DATA IN THIS EXERCISE START
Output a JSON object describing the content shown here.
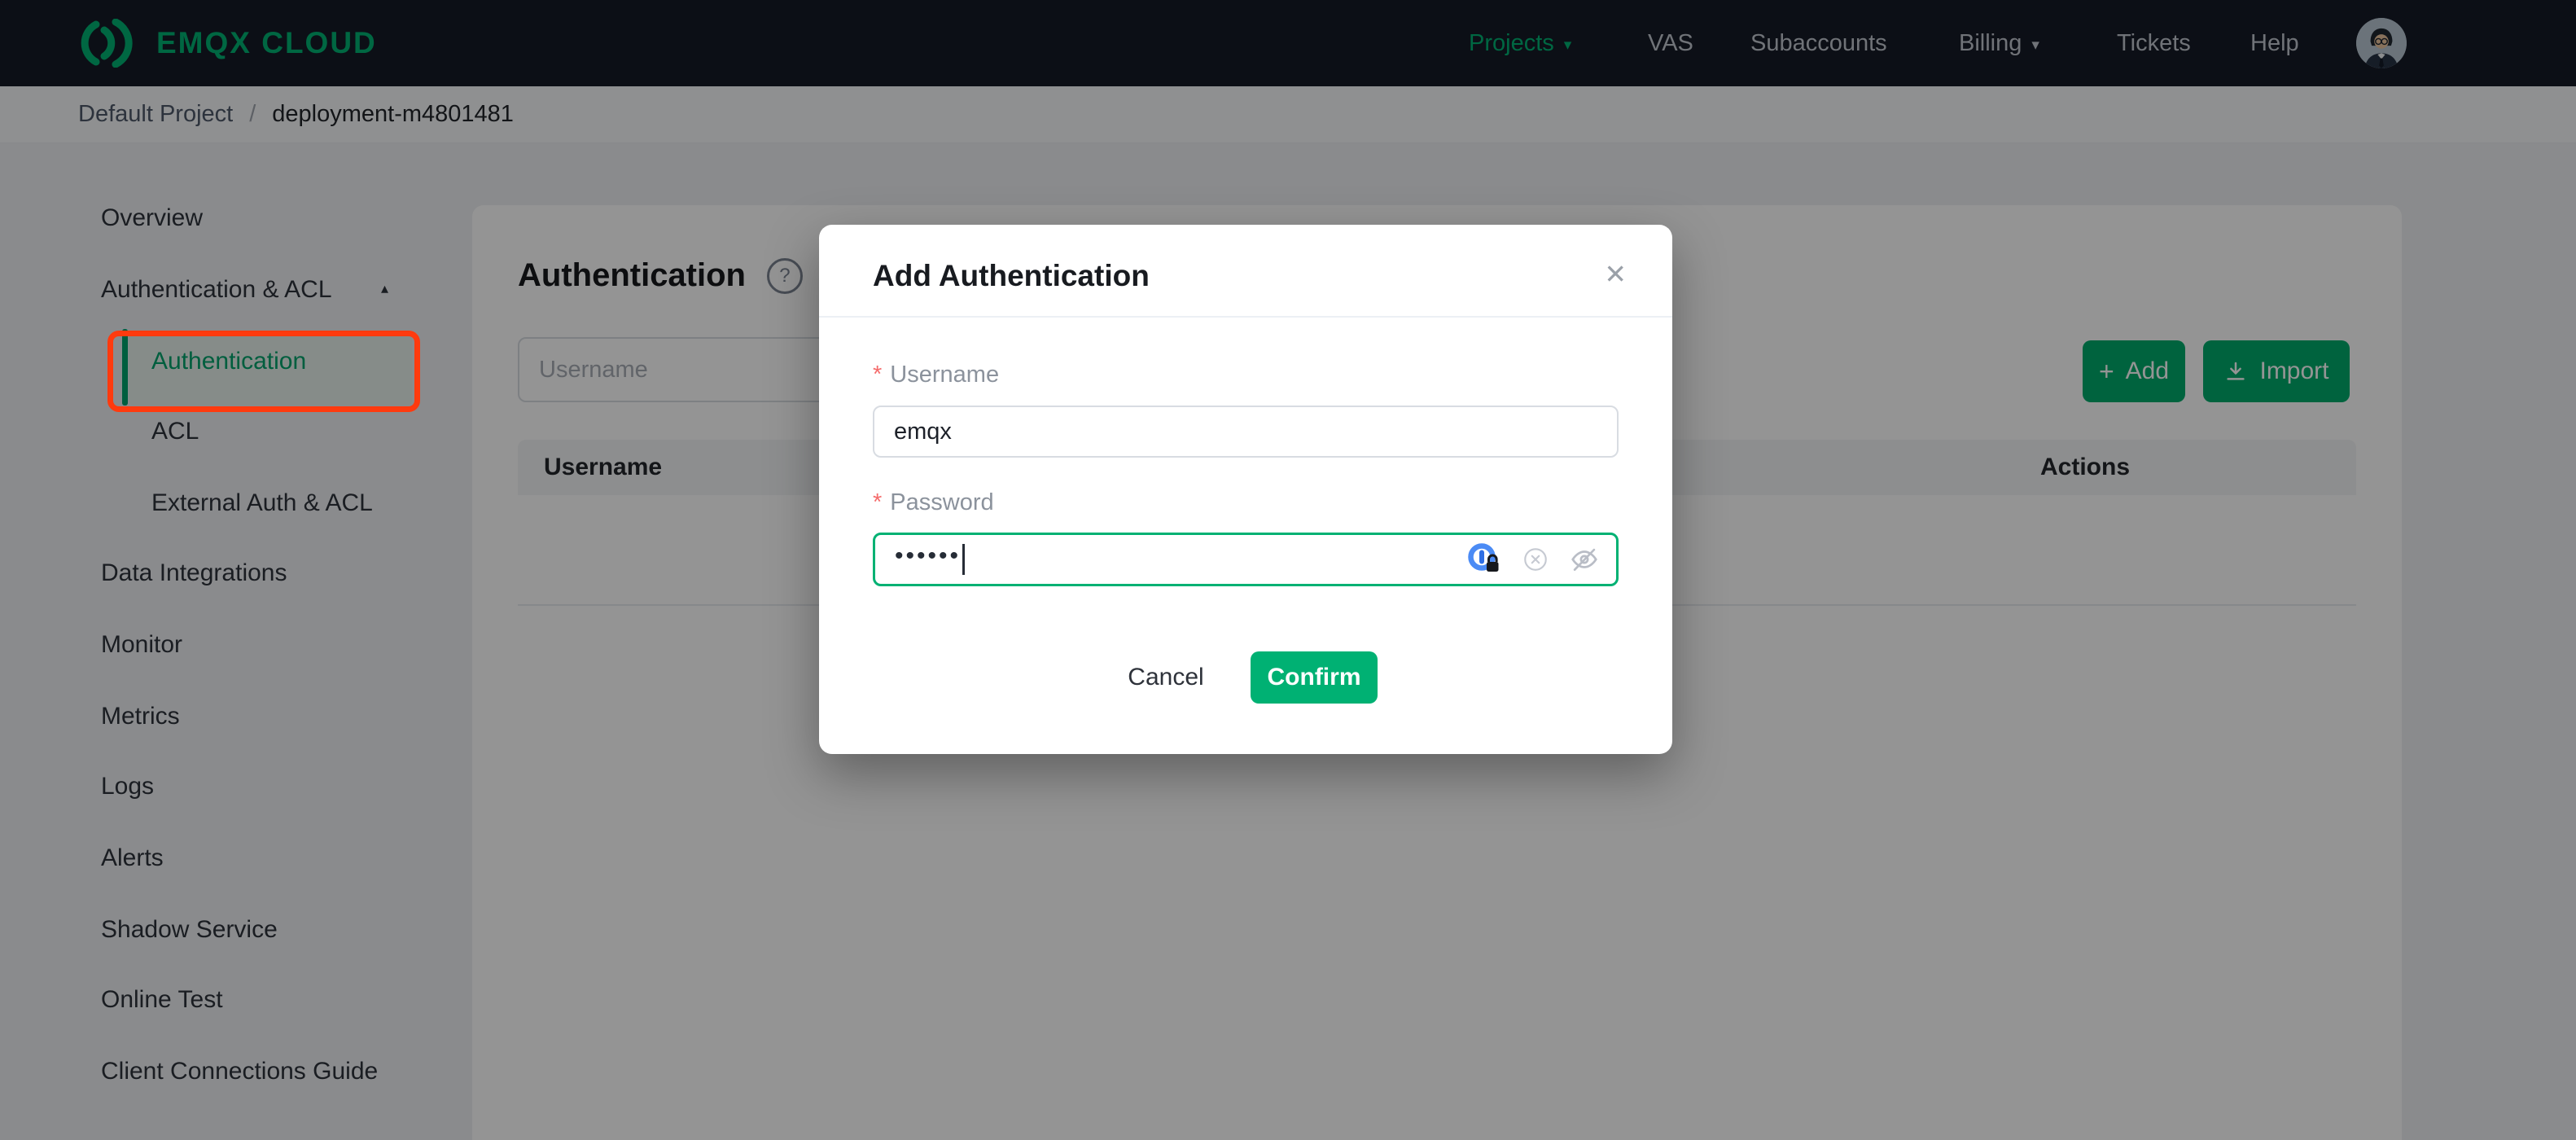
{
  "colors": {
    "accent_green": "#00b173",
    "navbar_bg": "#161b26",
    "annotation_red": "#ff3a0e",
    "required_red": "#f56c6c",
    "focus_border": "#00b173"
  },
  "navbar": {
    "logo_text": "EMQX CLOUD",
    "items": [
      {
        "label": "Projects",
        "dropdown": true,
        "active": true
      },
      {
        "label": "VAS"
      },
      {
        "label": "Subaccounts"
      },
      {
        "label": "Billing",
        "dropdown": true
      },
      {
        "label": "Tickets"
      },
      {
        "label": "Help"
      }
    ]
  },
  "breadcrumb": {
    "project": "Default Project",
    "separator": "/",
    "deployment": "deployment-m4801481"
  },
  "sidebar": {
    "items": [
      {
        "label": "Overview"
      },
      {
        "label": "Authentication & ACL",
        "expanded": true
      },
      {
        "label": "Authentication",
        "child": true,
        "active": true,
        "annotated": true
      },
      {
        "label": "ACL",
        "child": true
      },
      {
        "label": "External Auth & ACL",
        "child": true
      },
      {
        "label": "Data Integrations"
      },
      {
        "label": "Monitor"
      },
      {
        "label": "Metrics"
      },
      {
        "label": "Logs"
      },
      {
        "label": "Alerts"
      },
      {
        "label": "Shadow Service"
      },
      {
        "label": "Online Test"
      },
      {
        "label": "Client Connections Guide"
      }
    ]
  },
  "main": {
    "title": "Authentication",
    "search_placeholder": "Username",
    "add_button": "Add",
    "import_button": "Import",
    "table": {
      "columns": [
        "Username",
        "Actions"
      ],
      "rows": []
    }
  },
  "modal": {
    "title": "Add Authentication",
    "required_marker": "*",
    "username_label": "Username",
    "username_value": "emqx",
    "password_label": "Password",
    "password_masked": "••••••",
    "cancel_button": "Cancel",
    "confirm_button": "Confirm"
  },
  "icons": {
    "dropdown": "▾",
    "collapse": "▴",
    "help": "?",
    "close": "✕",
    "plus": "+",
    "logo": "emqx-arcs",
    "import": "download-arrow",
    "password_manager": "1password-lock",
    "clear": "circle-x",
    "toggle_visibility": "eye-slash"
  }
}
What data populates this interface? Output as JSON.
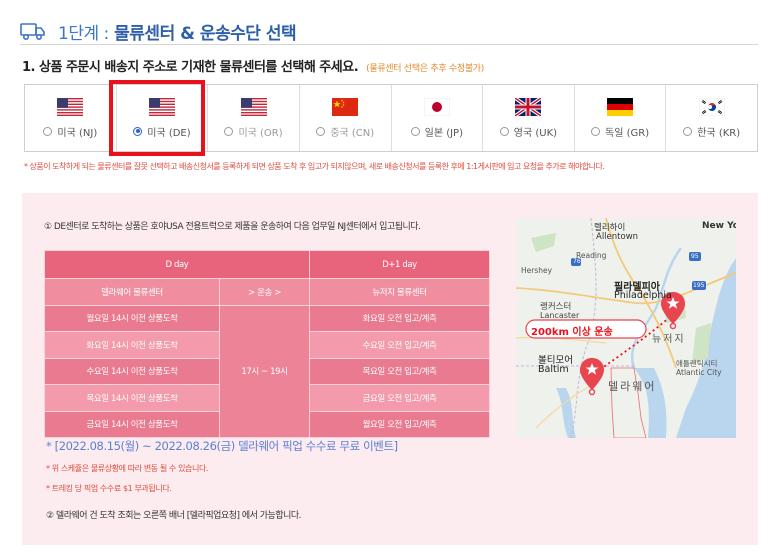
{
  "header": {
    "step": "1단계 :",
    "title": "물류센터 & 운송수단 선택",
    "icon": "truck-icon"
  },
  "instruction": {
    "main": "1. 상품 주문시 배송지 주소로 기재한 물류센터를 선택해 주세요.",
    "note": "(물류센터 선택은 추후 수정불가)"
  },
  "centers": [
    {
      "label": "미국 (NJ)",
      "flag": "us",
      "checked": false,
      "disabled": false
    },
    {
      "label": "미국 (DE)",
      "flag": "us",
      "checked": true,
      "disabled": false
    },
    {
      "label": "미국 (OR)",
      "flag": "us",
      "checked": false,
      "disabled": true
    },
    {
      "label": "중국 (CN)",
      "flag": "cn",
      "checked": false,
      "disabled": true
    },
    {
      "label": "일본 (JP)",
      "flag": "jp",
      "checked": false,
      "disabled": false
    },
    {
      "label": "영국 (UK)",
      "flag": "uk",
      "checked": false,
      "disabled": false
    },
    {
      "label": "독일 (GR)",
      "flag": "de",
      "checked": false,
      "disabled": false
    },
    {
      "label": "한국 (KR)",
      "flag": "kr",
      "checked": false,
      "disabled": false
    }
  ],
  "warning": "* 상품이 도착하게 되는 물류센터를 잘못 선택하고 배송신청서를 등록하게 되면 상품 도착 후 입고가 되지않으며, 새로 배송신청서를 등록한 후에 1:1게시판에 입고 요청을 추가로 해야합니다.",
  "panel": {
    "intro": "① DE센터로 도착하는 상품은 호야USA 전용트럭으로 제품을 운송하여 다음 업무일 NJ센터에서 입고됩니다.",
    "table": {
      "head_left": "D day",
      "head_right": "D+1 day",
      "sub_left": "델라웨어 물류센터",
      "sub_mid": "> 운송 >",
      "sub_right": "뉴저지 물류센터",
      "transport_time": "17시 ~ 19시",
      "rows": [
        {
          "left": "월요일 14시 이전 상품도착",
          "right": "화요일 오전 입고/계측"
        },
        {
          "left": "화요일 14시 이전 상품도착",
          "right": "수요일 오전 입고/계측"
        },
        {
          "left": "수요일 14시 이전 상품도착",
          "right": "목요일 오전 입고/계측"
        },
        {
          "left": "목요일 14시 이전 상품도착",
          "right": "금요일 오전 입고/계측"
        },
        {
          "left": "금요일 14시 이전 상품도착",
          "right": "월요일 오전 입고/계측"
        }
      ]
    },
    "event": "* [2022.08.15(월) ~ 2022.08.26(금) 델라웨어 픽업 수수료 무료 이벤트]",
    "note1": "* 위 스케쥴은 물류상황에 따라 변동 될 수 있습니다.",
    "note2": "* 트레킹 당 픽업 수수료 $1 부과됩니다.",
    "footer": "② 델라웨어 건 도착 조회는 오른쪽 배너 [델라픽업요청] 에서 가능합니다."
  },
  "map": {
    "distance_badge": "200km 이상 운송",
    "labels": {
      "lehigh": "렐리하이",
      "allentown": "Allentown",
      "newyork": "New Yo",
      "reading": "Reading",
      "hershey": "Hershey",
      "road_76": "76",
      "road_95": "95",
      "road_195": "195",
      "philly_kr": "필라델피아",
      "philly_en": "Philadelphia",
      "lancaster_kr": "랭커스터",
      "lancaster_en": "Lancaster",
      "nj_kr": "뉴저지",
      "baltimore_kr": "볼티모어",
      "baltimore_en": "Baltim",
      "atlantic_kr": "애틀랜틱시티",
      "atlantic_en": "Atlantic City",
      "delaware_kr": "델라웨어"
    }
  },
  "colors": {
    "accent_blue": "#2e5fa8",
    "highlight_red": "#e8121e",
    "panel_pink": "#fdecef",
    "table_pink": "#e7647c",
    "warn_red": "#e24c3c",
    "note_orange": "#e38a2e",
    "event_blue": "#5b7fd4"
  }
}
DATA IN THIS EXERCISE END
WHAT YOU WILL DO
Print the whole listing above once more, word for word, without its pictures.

WORKED SOLUTION
Output a JSON object describing the content shown here.
{
  "colors": {
    "accent_green": "#00b173",
    "navbar_bg": "#161b26",
    "annotation_red": "#ff3a0e",
    "required_red": "#f56c6c",
    "focus_border": "#00b173"
  },
  "navbar": {
    "logo_text": "EMQX CLOUD",
    "items": [
      {
        "label": "Projects",
        "dropdown": true,
        "active": true
      },
      {
        "label": "VAS"
      },
      {
        "label": "Subaccounts"
      },
      {
        "label": "Billing",
        "dropdown": true
      },
      {
        "label": "Tickets"
      },
      {
        "label": "Help"
      }
    ]
  },
  "breadcrumb": {
    "project": "Default Project",
    "separator": "/",
    "deployment": "deployment-m4801481"
  },
  "sidebar": {
    "items": [
      {
        "label": "Overview"
      },
      {
        "label": "Authentication & ACL",
        "expanded": true
      },
      {
        "label": "Authentication",
        "child": true,
        "active": true,
        "annotated": true
      },
      {
        "label": "ACL",
        "child": true
      },
      {
        "label": "External Auth & ACL",
        "child": true
      },
      {
        "label": "Data Integrations"
      },
      {
        "label": "Monitor"
      },
      {
        "label": "Metrics"
      },
      {
        "label": "Logs"
      },
      {
        "label": "Alerts"
      },
      {
        "label": "Shadow Service"
      },
      {
        "label": "Online Test"
      },
      {
        "label": "Client Connections Guide"
      }
    ]
  },
  "main": {
    "title": "Authentication",
    "search_placeholder": "Username",
    "add_button": "Add",
    "import_button": "Import",
    "table": {
      "columns": [
        "Username",
        "Actions"
      ],
      "rows": []
    }
  },
  "modal": {
    "title": "Add Authentication",
    "required_marker": "*",
    "username_label": "Username",
    "username_value": "emqx",
    "password_label": "Password",
    "password_masked": "••••••",
    "cancel_button": "Cancel",
    "confirm_button": "Confirm"
  },
  "icons": {
    "dropdown": "▾",
    "collapse": "▴",
    "help": "?",
    "close": "✕",
    "plus": "+",
    "logo": "emqx-arcs",
    "import": "download-arrow",
    "password_manager": "1password-lock",
    "clear": "circle-x",
    "toggle_visibility": "eye-slash"
  }
}
What data populates this interface? Output as JSON.
{
  "header": {
    "step": "1단계 :",
    "title": "물류센터 & 운송수단 선택",
    "icon": "truck-icon"
  },
  "instruction": {
    "main": "1. 상품 주문시 배송지 주소로 기재한 물류센터를 선택해 주세요.",
    "note": "(물류센터 선택은 추후 수정불가)"
  },
  "centers": [
    {
      "label": "미국 (NJ)",
      "flag": "us",
      "checked": false,
      "disabled": false
    },
    {
      "label": "미국 (DE)",
      "flag": "us",
      "checked": true,
      "disabled": false
    },
    {
      "label": "미국 (OR)",
      "flag": "us",
      "checked": false,
      "disabled": true
    },
    {
      "label": "중국 (CN)",
      "flag": "cn",
      "checked": false,
      "disabled": true
    },
    {
      "label": "일본 (JP)",
      "flag": "jp",
      "checked": false,
      "disabled": false
    },
    {
      "label": "영국 (UK)",
      "flag": "uk",
      "checked": false,
      "disabled": false
    },
    {
      "label": "독일 (GR)",
      "flag": "de",
      "checked": false,
      "disabled": false
    },
    {
      "label": "한국 (KR)",
      "flag": "kr",
      "checked": false,
      "disabled": false
    }
  ],
  "warning": "* 상품이 도착하게 되는 물류센터를 잘못 선택하고 배송신청서를 등록하게 되면 상품 도착 후 입고가 되지않으며, 새로 배송신청서를 등록한 후에 1:1게시판에 입고 요청을 추가로 해야합니다.",
  "panel": {
    "intro": "① DE센터로 도착하는 상품은 호야USA 전용트럭으로 제품을 운송하여 다음 업무일 NJ센터에서 입고됩니다.",
    "table": {
      "head_left": "D day",
      "head_right": "D+1 day",
      "sub_left": "델라웨어 물류센터",
      "sub_mid": "> 운송 >",
      "sub_right": "뉴저지 물류센터",
      "transport_time": "17시 ~ 19시",
      "rows": [
        {
          "left": "월요일 14시 이전 상품도착",
          "right": "화요일 오전 입고/계측"
        },
        {
          "left": "화요일 14시 이전 상품도착",
          "right": "수요일 오전 입고/계측"
        },
        {
          "left": "수요일 14시 이전 상품도착",
          "right": "목요일 오전 입고/계측"
        },
        {
          "left": "목요일 14시 이전 상품도착",
          "right": "금요일 오전 입고/계측"
        },
        {
          "left": "금요일 14시 이전 상품도착",
          "right": "월요일 오전 입고/계측"
        }
      ]
    },
    "event": "* [2022.08.15(월) ~ 2022.08.26(금) 델라웨어 픽업 수수료 무료 이벤트]",
    "note1": "* 위 스케쥴은 물류상황에 따라 변동 될 수 있습니다.",
    "note2": "* 트레킹 당 픽업 수수료 $1 부과됩니다.",
    "footer": "② 델라웨어 건 도착 조회는 오른쪽 배너 [델라픽업요청] 에서 가능합니다."
  },
  "map": {
    "distance_badge": "200km 이상 운송",
    "labels": {
      "lehigh": "렐리하이",
      "allentown": "Allentown",
      "newyork": "New Yo",
      "reading": "Reading",
      "hershey": "Hershey",
      "road_76": "76",
      "road_95": "95",
      "road_195": "195",
      "philly_kr": "필라델피아",
      "philly_en": "Philadelphia",
      "lancaster_kr": "랭커스터",
      "lancaster_en": "Lancaster",
      "nj_kr": "뉴저지",
      "baltimore_kr": "볼티모어",
      "baltimore_en": "Baltim",
      "atlantic_kr": "애틀랜틱시티",
      "atlantic_en": "Atlantic City",
      "delaware_kr": "델라웨어"
    }
  },
  "colors": {
    "accent_blue": "#2e5fa8",
    "highlight_red": "#e8121e",
    "panel_pink": "#fdecef",
    "table_pink": "#e7647c",
    "warn_red": "#e24c3c",
    "note_orange": "#e38a2e",
    "event_blue": "#5b7fd4"
  }
}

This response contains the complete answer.